The vacillations in the Trustees' decisions regarding the College's investments in South Africa show how they have sometimes taken incremental steps when balancing the College's financial interests with those of students, faculty and alumni.

Members of the Dartmouth Community for Divestment erected four 'shanties' on the Green in November of 1985 to protest College investments in South Africa and pressure the Board of Trustees to vote for divestment.

Joshua Stein '88, leader of the DCD, told the Dartmouth in 1985 the purpose of the shanty town was to "pressure College Trustees to divest by the press attention it receives."

The shanties were originally supposed to stay on the Green for three days. But when the Board of Trustees took no immediate action to divest funds from South Africa, the DCD built a third shanty to protest the board's inaction.

The faculty of the arts and sciences passed a resolution supporting the students' demands for divestment.

Weber said the board was put in a difficult position in trying to decide the relative importance of financial and social issues in the interest of the College.

"There was a lot of feeling that [the Board] didn't want to feel as though they were deciding between social justice in South Africa and the financial well being of the College," he said.

Weber said the board is responsible for the long-term financial stability of the College, and any time a non-economic dimension begins to drive the finances of an institution they are automatically suspect.

He also said all the Trustees who opposed divestment also opposed apartheid. Some members of the board felt that financial investment from the United States would do more to promote the abolishment of apartheid than withdrawing it, which is what happened in the end.

"People who were for the social justice issue thought it was so paramount and compelling that it required divestment even if it required some financial sacrifice," Weber said.

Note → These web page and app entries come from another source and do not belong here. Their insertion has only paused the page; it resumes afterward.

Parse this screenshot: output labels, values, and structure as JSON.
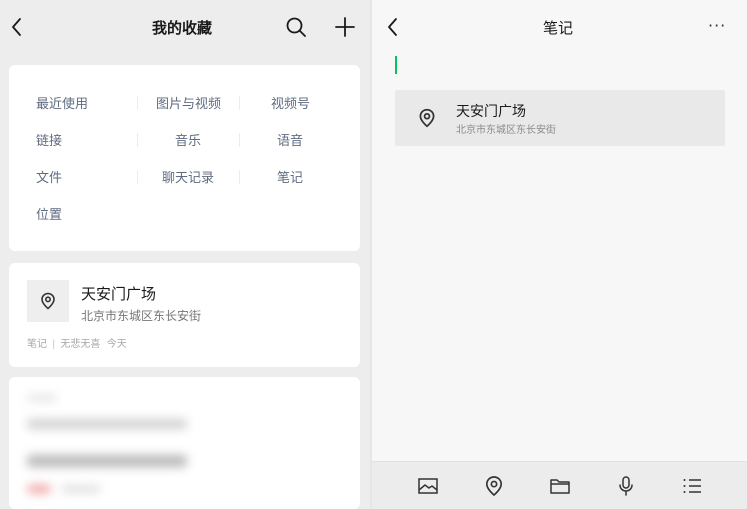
{
  "left": {
    "header": {
      "title": "我的收藏",
      "back_icon": "chevron-left-icon",
      "search_icon": "search-icon",
      "add_icon": "plus-icon"
    },
    "categories": [
      "最近使用",
      "图片与视频",
      "视频号",
      "链接",
      "音乐",
      "语音",
      "文件",
      "聊天记录",
      "笔记",
      "位置"
    ],
    "favorite": {
      "name": "天安门广场",
      "address": "北京市东城区东长安街",
      "type": "笔记",
      "separator": "|",
      "source": "无悲无喜",
      "time": "今天",
      "icon": "location-pin-icon"
    }
  },
  "right": {
    "header": {
      "title": "笔记",
      "back_icon": "chevron-left-icon",
      "more_label": "···"
    },
    "location": {
      "name": "天安门广场",
      "address": "北京市东城区东长安街",
      "icon": "location-pin-icon"
    },
    "toolbar": [
      "image-icon",
      "location-pin-icon",
      "folder-icon",
      "microphone-icon",
      "list-icon"
    ]
  },
  "colors": {
    "accent": "#07c160",
    "category_text": "#5f6b80",
    "background": "#ededed"
  }
}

In December of 1985, the Trustees said that by the end of 1986 the College would divest from companies that had signed the Sullivan Principles -- a set of guidelines on corporate behavior that ensured a lack of support for apartheid. Despite the promise, the board had not made significant progress towards implementing them.

The Trustees did not vote to fully divest from South Africa until November of 1989 despite several years of protest from students and faculty. The Trustees main concern at this time was to make sure the College was financially sound. Although the student's opinion was important, the Board's first obligation was to insure the financial well being of the College, and that could not be done by pulling out of South Africa too quickly.

The Board of Trustees reversed the divestment decision in November 1993.

"There is evidence that reinvestment and the concomitant economic recovery may be crucial to accelerate and enhance the elimination of apartheid," the investor responsibility committee wrote in the recommendation to the board. "For exactly the same reasons that Dartmouth divested, it is appropriate that Dartmouth now reinvest."